In the average home this could be any of the following:
~Paper products – paper plates, serviettes, kitchen towel.
~Plastic products – Ziploc bags, cling wrap, shopping bags, water bottles etc
~Disposable dish clothes instead of wash and reuse ones.
~Menstrual pads and tampons
~Cotton wool cosmetic swabs
Did you know that for each of these disposable items there is a green frugal option that you can use to replace them. Some of the replacements are easy and you will probably be willing to attempt the switch, where as others may need a little more of a mind shift before you implement the change.
For example, if you are in the habit of eating of paper plates it will be an easy switch to ceramic. If you use paper serviettes, it is simple to opt for a pretty set of cloth napkins.
However it may be more difficult to switch from super easy disposable diapers to cloth nappies as it would be to switch from disposable feminine hygiene products to something like the moon cup or cloth pads.
The simplest way to make these changes is to make a list of all the disposable items you use in a week. Then choose the easiest ones to switch and begin each month to make the change.
Some figures for you to help you go green at home:
In the USA alone 27.4 billion disposable diapers are purchased each year. 92% of them are used once and then placed in the bin and this in landfill. It is estimated that it takes more than 200 years for a disposable diaper to break down. They also account for the bulk of all landfill.
It will take about 20 yrs for a plastic bag to decompose and it is thought that it will take more than 200 years for a plastic cup to decompose.
Feminine Hygiene Products
By simply doing the math, you can determine how many of these items you will use during your lifetime, if you are a woman of course! They are also a major contributor to landfill and have the same decomposition time as diapers.

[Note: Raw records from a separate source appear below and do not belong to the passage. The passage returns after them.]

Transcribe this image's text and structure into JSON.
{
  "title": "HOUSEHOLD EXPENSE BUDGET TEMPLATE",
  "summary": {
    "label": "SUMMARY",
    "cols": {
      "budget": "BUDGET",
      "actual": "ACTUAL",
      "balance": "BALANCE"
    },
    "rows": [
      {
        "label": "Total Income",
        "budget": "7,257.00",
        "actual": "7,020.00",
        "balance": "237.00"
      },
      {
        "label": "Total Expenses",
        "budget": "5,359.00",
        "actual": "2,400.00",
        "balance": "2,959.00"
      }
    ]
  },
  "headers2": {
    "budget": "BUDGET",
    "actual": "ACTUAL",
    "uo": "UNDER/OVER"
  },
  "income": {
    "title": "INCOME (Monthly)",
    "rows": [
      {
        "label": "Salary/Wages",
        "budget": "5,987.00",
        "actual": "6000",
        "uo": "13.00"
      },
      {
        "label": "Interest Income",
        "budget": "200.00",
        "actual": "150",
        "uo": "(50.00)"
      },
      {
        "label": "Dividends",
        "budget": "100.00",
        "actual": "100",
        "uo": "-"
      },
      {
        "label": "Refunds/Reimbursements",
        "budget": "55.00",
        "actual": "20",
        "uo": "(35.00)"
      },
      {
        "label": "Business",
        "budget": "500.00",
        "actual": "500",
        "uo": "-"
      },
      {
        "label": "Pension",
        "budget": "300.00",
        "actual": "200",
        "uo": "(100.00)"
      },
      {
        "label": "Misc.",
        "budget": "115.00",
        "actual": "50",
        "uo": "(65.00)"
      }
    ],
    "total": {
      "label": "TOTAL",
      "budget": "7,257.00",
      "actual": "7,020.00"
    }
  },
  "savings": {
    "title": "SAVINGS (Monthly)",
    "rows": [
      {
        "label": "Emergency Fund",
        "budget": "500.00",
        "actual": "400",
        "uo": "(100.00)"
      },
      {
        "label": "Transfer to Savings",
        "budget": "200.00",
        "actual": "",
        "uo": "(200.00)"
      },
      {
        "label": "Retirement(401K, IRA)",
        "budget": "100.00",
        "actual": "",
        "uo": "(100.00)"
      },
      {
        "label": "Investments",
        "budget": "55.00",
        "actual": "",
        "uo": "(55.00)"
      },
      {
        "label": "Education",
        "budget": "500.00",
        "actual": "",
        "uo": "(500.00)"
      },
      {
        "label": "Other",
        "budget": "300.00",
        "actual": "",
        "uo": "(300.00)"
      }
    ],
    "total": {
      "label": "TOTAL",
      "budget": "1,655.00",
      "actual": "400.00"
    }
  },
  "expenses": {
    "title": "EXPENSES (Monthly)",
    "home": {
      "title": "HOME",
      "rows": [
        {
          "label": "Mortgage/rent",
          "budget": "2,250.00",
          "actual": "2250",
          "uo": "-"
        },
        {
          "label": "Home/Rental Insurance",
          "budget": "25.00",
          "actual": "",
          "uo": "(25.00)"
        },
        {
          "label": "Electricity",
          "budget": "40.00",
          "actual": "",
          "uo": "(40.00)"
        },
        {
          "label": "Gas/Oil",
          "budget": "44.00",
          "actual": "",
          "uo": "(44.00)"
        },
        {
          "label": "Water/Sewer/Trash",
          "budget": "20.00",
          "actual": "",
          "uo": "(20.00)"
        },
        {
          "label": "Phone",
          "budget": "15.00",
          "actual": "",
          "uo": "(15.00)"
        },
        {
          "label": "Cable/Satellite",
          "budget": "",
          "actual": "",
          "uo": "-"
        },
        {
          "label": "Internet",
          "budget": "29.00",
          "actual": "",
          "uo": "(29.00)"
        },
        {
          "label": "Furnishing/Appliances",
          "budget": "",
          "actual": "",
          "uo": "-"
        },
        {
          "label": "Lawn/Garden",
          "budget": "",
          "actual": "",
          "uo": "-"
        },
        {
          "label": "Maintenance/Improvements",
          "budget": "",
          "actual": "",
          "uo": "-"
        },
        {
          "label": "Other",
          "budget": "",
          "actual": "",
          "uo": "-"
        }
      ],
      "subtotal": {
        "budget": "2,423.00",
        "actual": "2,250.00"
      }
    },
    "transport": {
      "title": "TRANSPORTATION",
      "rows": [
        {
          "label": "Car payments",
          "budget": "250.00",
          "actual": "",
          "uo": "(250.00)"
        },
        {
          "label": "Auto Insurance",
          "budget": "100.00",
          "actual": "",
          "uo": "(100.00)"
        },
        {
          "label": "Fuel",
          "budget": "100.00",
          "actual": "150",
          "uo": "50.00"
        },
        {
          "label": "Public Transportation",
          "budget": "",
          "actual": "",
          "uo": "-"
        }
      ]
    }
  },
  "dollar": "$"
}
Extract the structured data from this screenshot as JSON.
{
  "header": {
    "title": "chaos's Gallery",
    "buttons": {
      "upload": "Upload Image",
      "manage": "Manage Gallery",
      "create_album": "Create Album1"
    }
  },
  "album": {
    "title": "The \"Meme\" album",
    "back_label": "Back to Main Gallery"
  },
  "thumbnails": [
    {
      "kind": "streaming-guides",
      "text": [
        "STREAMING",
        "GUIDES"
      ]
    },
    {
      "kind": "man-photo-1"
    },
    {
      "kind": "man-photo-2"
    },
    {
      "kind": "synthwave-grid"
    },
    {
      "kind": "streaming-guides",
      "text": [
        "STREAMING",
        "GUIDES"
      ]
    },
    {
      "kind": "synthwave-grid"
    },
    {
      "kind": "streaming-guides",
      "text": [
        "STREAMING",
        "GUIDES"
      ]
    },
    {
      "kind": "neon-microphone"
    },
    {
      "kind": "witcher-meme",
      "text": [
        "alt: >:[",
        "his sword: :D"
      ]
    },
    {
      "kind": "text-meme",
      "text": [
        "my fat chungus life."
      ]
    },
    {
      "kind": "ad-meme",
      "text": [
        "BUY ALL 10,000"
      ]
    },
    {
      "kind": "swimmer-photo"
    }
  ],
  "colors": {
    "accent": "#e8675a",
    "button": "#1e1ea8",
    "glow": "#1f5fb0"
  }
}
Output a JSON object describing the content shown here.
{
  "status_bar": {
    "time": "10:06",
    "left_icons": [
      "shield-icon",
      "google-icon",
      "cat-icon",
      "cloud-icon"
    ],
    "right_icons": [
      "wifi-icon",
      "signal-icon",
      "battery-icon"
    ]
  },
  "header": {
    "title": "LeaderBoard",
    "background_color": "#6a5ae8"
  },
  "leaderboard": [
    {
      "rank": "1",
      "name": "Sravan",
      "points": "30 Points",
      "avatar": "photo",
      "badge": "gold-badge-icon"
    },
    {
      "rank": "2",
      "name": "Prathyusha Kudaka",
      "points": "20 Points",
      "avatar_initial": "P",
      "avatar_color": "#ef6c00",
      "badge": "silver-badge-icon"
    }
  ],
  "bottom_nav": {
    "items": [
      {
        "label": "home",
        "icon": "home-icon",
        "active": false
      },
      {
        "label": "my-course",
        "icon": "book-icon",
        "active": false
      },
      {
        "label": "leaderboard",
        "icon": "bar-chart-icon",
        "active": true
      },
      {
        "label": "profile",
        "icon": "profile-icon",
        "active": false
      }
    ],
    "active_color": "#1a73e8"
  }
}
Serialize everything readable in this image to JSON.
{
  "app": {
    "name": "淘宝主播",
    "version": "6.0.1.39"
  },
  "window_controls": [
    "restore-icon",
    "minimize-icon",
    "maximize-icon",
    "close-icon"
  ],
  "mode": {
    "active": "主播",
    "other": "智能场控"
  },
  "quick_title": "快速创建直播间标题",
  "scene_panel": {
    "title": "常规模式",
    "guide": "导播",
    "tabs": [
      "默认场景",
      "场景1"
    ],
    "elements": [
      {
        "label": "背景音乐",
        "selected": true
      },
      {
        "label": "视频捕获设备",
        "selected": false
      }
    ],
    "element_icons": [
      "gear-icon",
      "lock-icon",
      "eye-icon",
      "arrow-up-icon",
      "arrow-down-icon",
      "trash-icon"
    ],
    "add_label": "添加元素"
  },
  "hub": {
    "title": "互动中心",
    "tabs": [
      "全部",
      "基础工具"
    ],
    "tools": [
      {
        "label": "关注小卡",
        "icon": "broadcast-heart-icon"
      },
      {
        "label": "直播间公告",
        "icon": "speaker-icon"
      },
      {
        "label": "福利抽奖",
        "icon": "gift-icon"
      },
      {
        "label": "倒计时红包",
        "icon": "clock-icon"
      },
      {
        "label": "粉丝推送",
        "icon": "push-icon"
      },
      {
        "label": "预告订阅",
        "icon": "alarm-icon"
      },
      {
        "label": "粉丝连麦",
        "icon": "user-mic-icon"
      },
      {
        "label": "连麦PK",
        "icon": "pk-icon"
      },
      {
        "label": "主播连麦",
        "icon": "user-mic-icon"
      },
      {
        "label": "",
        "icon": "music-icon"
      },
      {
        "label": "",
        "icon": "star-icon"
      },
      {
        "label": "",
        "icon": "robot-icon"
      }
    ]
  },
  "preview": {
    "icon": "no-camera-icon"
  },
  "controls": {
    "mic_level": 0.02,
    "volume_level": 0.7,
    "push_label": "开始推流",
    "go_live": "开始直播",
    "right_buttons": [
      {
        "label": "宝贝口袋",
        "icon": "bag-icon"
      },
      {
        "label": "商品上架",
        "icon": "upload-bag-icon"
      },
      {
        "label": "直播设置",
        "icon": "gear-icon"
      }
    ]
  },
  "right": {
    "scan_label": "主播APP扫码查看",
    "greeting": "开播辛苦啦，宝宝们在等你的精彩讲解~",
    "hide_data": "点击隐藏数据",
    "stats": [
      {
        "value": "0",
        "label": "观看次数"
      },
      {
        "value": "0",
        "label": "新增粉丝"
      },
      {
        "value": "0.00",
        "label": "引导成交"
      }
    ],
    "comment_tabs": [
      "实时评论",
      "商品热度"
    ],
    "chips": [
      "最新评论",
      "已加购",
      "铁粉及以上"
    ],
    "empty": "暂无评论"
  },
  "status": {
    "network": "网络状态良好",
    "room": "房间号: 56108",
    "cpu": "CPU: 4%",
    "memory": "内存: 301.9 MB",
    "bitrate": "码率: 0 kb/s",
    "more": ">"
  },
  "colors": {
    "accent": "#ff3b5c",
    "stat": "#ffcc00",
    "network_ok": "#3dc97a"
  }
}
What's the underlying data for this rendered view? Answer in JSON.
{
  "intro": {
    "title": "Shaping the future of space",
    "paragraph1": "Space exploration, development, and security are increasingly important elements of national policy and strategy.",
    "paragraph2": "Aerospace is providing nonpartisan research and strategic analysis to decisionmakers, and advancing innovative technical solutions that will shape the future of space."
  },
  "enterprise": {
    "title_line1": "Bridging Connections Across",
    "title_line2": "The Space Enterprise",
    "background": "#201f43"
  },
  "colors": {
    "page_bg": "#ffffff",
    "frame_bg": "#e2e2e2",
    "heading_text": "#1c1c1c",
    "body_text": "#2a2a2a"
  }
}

About 128 cubic feet of wood will only produce 2700 newspaper sheets. Does this sound like a lot? How many people live in your town? How many of them buy a daily paper? Do the math! So while you cannot stop someone from buying the paper, you can make a difference in your own home buy reducing the amount of paper you use and then recycling what you can.